At this event a small group of people engaged in dangerous and divisive activity: shouting down speakers and threatening physical attacks against people associated with the Revolutionary Communist Party. Some media reports played up this activity to paint a picture of divisions in the protests around Kimani's murder and to revive the story of outside agitators stirring up trouble.
Carl Dix issued these 4 points to address this situation:
#1 - It was important and righteous that a diverse group of people responded to the Call from the Stop Mass Incarceration Network to come out on 3/24 for Justice For Kimani Gray. We were uniting to take on a real genocide and standing with those who have been arrested and criminalized for standing up against the police murder of Kimani.

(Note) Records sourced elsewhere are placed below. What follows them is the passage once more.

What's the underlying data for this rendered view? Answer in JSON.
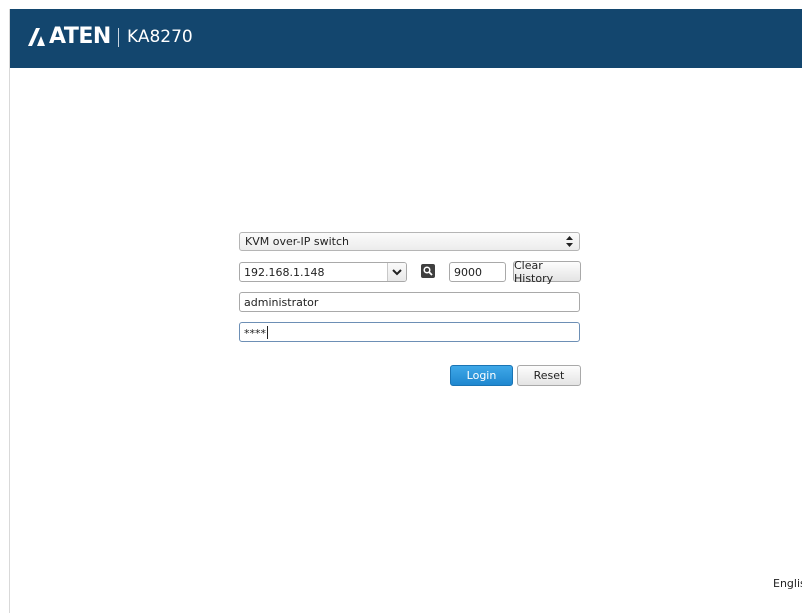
{
  "header": {
    "logo": "ATEN",
    "model": "KA8270",
    "background_color": "#13466e"
  },
  "login_form": {
    "device_type_selected": "KVM over-IP switch",
    "ip_address": "192.168.1.148",
    "port": "9000",
    "clear_history_label": "Clear History",
    "username": "administrator",
    "password_masked": "****",
    "login_label": "Login",
    "reset_label": "Reset",
    "login_button_color": "#2a97dc"
  },
  "icons": {
    "type_select": "updown-arrows-icon",
    "ip_dropdown": "chevron-down-icon",
    "search": "magnifier-icon"
  },
  "footer": {
    "language": "English"
  }
}
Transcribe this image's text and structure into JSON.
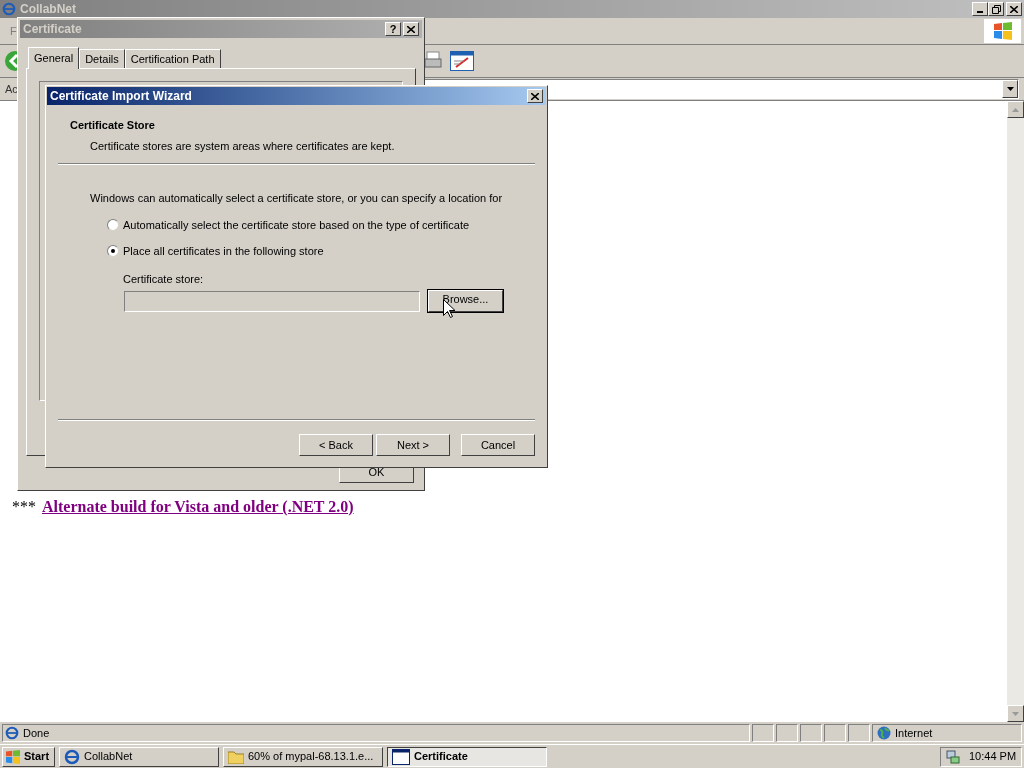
{
  "browser": {
    "title": "CollabNet",
    "menu_fragment": "F",
    "address_label": "Ac",
    "page": {
      "prefix": "***",
      "link": "Alternate build for Vista and older (.NET 2.0)"
    },
    "status": {
      "text": "Done",
      "zone": "Internet"
    }
  },
  "certificate_dialog": {
    "title": "Certificate",
    "help_button": "?",
    "tabs": [
      {
        "label": "General",
        "selected": true
      },
      {
        "label": "Details",
        "selected": false
      },
      {
        "label": "Certification Path",
        "selected": false
      }
    ],
    "ok_button": "OK"
  },
  "wizard": {
    "title": "Certificate Import Wizard",
    "heading": "Certificate Store",
    "subheading": "Certificate stores are system areas where certificates are kept.",
    "intro": "Windows can automatically select a certificate store, or you can specify a location for",
    "options": [
      {
        "label": "Automatically select the certificate store based on the type of certificate",
        "selected": false
      },
      {
        "label": "Place all certificates in the following store",
        "selected": true
      }
    ],
    "store_label": "Certificate store:",
    "store_field": {
      "disabled": true
    },
    "browse_button": "Browse...",
    "buttons": [
      "< Back",
      "Next >",
      "Cancel"
    ]
  },
  "taskbar": {
    "start": "Start",
    "tasks": [
      {
        "label": "CollabNet",
        "kind": "browser",
        "selected": false
      },
      {
        "label": "60% of mypal-68.13.1.e...",
        "kind": "folder",
        "selected": false
      },
      {
        "label": "Certificate",
        "kind": "window",
        "selected": true
      }
    ],
    "clock": "10:44 PM"
  }
}
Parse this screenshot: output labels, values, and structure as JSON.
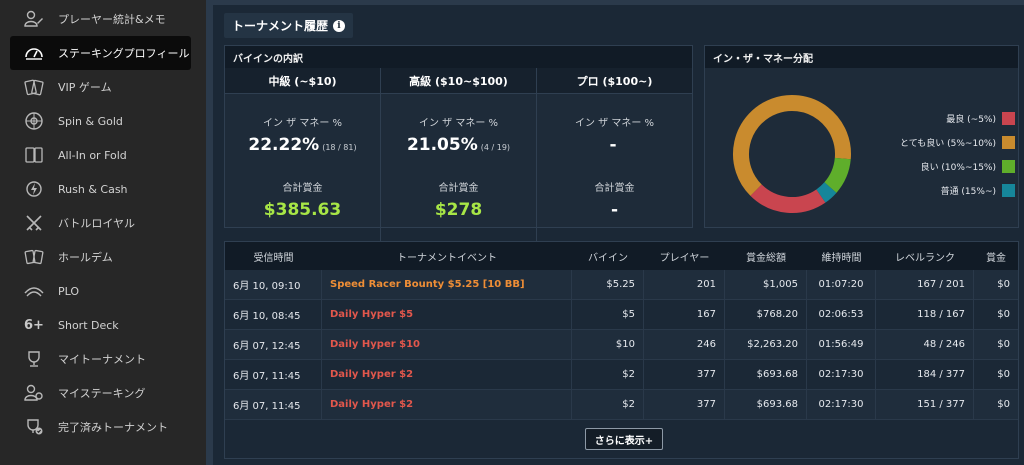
{
  "sidebar": {
    "items": [
      {
        "label": "プレーヤー統計&メモ",
        "icon": "player-stats-icon"
      },
      {
        "label": "ステーキングプロフィール",
        "icon": "gauge-icon",
        "active": true
      },
      {
        "label": "VIP ゲーム",
        "icon": "vip-cards-icon"
      },
      {
        "label": "Spin & Gold",
        "icon": "spin-wheel-icon"
      },
      {
        "label": "All-In or Fold",
        "icon": "all-in-cards-icon"
      },
      {
        "label": "Rush & Cash",
        "icon": "rush-cash-icon"
      },
      {
        "label": "バトルロイヤル",
        "icon": "crossed-swords-icon"
      },
      {
        "label": "ホールデム",
        "icon": "holdem-cards-icon"
      },
      {
        "label": "PLO",
        "icon": "plo-cards-icon"
      },
      {
        "label": "Short Deck",
        "icon": "six-plus-icon"
      },
      {
        "label": "マイトーナメント",
        "icon": "trophy-icon"
      },
      {
        "label": "マイステーキング",
        "icon": "my-staking-icon"
      },
      {
        "label": "完了済みトーナメント",
        "icon": "completed-trophy-icon"
      }
    ]
  },
  "header": {
    "title": "トーナメント履歴",
    "info_icon": "i"
  },
  "buyin": {
    "title": "バイインの内訳",
    "columns": [
      {
        "name": "中級 (~$10)",
        "itm_label": "イン ザ マネー %",
        "itm_value": "22.22%",
        "itm_count": "(18 / 81)",
        "prize_label": "合計賞金",
        "prize_value": "$385.63"
      },
      {
        "name": "高級 ($10~$100)",
        "itm_label": "イン ザ マネー %",
        "itm_value": "21.05%",
        "itm_count": "(4 / 19)",
        "prize_label": "合計賞金",
        "prize_value": "$278"
      },
      {
        "name": "プロ ($100~)",
        "itm_label": "イン ザ マネー %",
        "itm_value": "-",
        "itm_count": "",
        "prize_label": "合計賞金",
        "prize_value": "-"
      }
    ]
  },
  "itm_distribution": {
    "title": "イン・ザ・マネー分配",
    "legend": [
      {
        "label": "最良 (~5%)",
        "color": "#c9454f"
      },
      {
        "label": "とても良い (5%~10%)",
        "color": "#c98b2e"
      },
      {
        "label": "良い (10%~15%)",
        "color": "#5fae2b"
      },
      {
        "label": "普通 (15%~)",
        "color": "#16869a"
      }
    ]
  },
  "chart_data": {
    "type": "pie",
    "categories": [
      "最良 (~5%)",
      "とても良い (5%~10%)",
      "良い (10%~15%)",
      "普通 (15%~)"
    ],
    "values": [
      22,
      64,
      10,
      4
    ],
    "colors": [
      "#c9454f",
      "#c98b2e",
      "#5fae2b",
      "#16869a"
    ],
    "donut": true
  },
  "table": {
    "headers": [
      "受信時間",
      "トーナメントイベント",
      "バイイン",
      "プレイヤー",
      "賞金総額",
      "維持時間",
      "レベルランク",
      "賞金"
    ],
    "rows": [
      {
        "time": "6月 10, 09:10",
        "event": "Speed Racer Bounty $5.25 [10 BB]",
        "buyin": "$5.25",
        "players": "201",
        "pool": "$1,005",
        "duration": "01:07:20",
        "rank": "167 / 201",
        "prize": "$0"
      },
      {
        "time": "6月 10, 08:45",
        "event": "Daily Hyper $5",
        "buyin": "$5",
        "players": "167",
        "pool": "$768.20",
        "duration": "02:06:53",
        "rank": "118 / 167",
        "prize": "$0"
      },
      {
        "time": "6月 07, 12:45",
        "event": "Daily Hyper $10",
        "buyin": "$10",
        "players": "246",
        "pool": "$2,263.20",
        "duration": "01:56:49",
        "rank": "48 / 246",
        "prize": "$0"
      },
      {
        "time": "6月 07, 11:45",
        "event": "Daily Hyper $2",
        "buyin": "$2",
        "players": "377",
        "pool": "$693.68",
        "duration": "02:17:30",
        "rank": "184 / 377",
        "prize": "$0"
      },
      {
        "time": "6月 07, 11:45",
        "event": "Daily Hyper $2",
        "buyin": "$2",
        "players": "377",
        "pool": "$693.68",
        "duration": "02:17:30",
        "rank": "151 / 377",
        "prize": "$0"
      }
    ],
    "more_label": "さらに表示+"
  }
}
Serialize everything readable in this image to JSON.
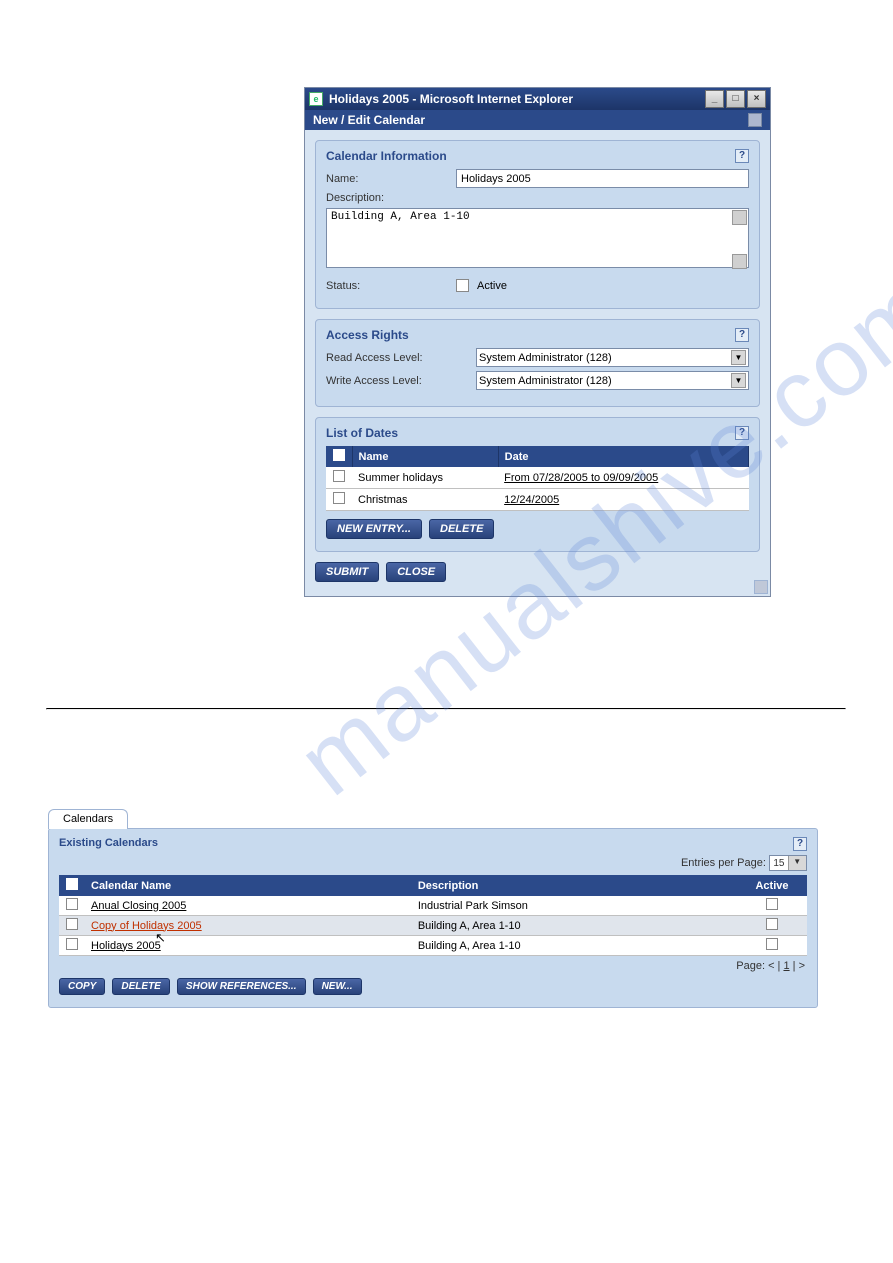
{
  "dialog": {
    "window_title": "Holidays 2005 - Microsoft Internet Explorer",
    "subheader": "New / Edit Calendar",
    "win_btns": {
      "min": "_",
      "max": "□",
      "close": "×"
    },
    "calendar_info": {
      "title": "Calendar Information",
      "name_label": "Name:",
      "name_value": "Holidays 2005",
      "description_label": "Description:",
      "description_value": "Building A, Area 1-10",
      "status_label": "Status:",
      "active_label": "Active"
    },
    "access_rights": {
      "title": "Access Rights",
      "read_label": "Read Access Level:",
      "read_value": "System Administrator (128)",
      "write_label": "Write Access Level:",
      "write_value": "System Administrator (128)"
    },
    "list_of_dates": {
      "title": "List of Dates",
      "col_name": "Name",
      "col_date": "Date",
      "rows": [
        {
          "name": "Summer holidays",
          "date": "From 07/28/2005 to 09/09/2005"
        },
        {
          "name": "Christmas",
          "date": "12/24/2005"
        }
      ],
      "btn_new_entry": "NEW ENTRY...",
      "btn_delete": "DELETE"
    },
    "btn_submit": "SUBMIT",
    "btn_close": "CLOSE"
  },
  "calendars": {
    "tab_label": "Calendars",
    "panel_title": "Existing Calendars",
    "entries_label": "Entries per Page:",
    "entries_value": "15",
    "col_name": "Calendar Name",
    "col_desc": "Description",
    "col_active": "Active",
    "rows": [
      {
        "name": "Anual Closing 2005",
        "desc": "Industrial Park Simson",
        "copy": false
      },
      {
        "name": "Copy of Holidays 2005",
        "desc": "Building A, Area 1-10",
        "copy": true
      },
      {
        "name": "Holidays 2005",
        "desc": "Building A, Area 1-10",
        "copy": false
      }
    ],
    "page_label_prefix": "Page: < |",
    "page_current": "1",
    "page_label_suffix": "| >",
    "btn_copy": "COPY",
    "btn_delete": "DELETE",
    "btn_showref": "SHOW REFERENCES...",
    "btn_new": "NEW..."
  },
  "watermark": "manualshive.com"
}
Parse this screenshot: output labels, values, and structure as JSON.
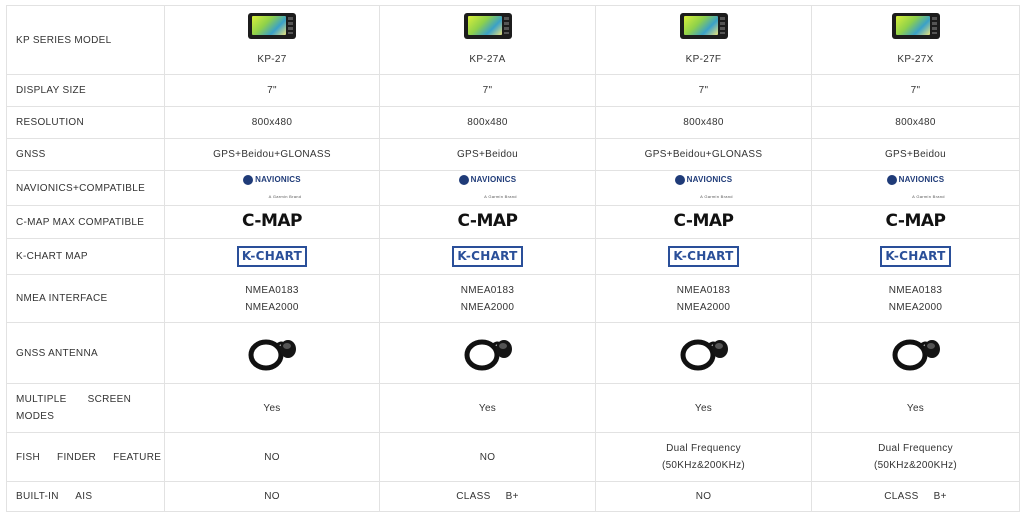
{
  "labels": {
    "model": "KP SERIES MODEL",
    "display_size": "DISPLAY SIZE",
    "resolution": "RESOLUTION",
    "gnss": "GNSS",
    "navionics": "NAVIONICS+COMPATIBLE",
    "cmap": "C-MAP MAX COMPATIBLE",
    "kchart": "K-CHART MAP",
    "nmea": "NMEA INTERFACE",
    "antenna": "GNSS ANTENNA",
    "multi_screen": "MULTIPLE SCREEN MODES",
    "fish_finder": "FISH FINDER FEATURE",
    "ais": "BUILT-IN AIS"
  },
  "logos": {
    "navionics_word": "NAVIONICS",
    "navionics_sub": "A Garmin Brand",
    "cmap": "C-MAP",
    "kchart": "K-CHART"
  },
  "models": [
    {
      "name": "KP-27",
      "display_size": "7\"",
      "resolution": "800x480",
      "gnss": "GPS+Beidou+GLONASS",
      "nmea1": "NMEA0183",
      "nmea2": "NMEA2000",
      "multi_screen": "Yes",
      "fish1": "NO",
      "fish2": "",
      "ais": "NO"
    },
    {
      "name": "KP-27A",
      "display_size": "7\"",
      "resolution": "800x480",
      "gnss": "GPS+Beidou",
      "nmea1": "NMEA0183",
      "nmea2": "NMEA2000",
      "multi_screen": "Yes",
      "fish1": "NO",
      "fish2": "",
      "ais": "CLASS B+"
    },
    {
      "name": "KP-27F",
      "display_size": "7\"",
      "resolution": "800x480",
      "gnss": "GPS+Beidou+GLONASS",
      "nmea1": "NMEA0183",
      "nmea2": "NMEA2000",
      "multi_screen": "Yes",
      "fish1": "Dual Frequency",
      "fish2": "(50KHz&200KHz)",
      "ais": "NO"
    },
    {
      "name": "KP-27X",
      "display_size": "7\"",
      "resolution": "800x480",
      "gnss": "GPS+Beidou",
      "nmea1": "NMEA0183",
      "nmea2": "NMEA2000",
      "multi_screen": "Yes",
      "fish1": "Dual Frequency",
      "fish2": "(50KHz&200KHz)",
      "ais": "CLASS B+"
    }
  ]
}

There are no “outsiders” in the struggle for justice.
#2—It is vital that everyone in this movement be able to put forward their understanding of where this problem comes from and what the solution is. Open airing of these perspectives is very positive, not a distraction or “outside issues.”
#3—Attacks and threats against people for putting forward their views are divisive and destructive. This serves the highly repressive state and its mouthpieces in the media in trying to demoralize, confuse, divide, and even frame or set people up for murder.
#4—Everyone who is serious about ending the epidemic of police murder needs to get into the real revolution. I’ve gone to funerals and marched for victims of the police for 40 years. I’ve seen Black mayors and police chiefs. I’ve seen officials promise more accountability, better police training and CCRBs and still the killings continue. The murder of our youth by this system continues because the problem is deeper than that. That’s why I say it’ll take Revolution—Nothing Less! to stop police murder, and all the horrors this system inflicts on humanity. Go here to get into what this revolution is all about through the new film BA Speaks: REVOLUTION—NOTHING LESS!
Carl Dix is a representative of the Revolutionary Communist Party and a leader in the movement to stop mass incarceration.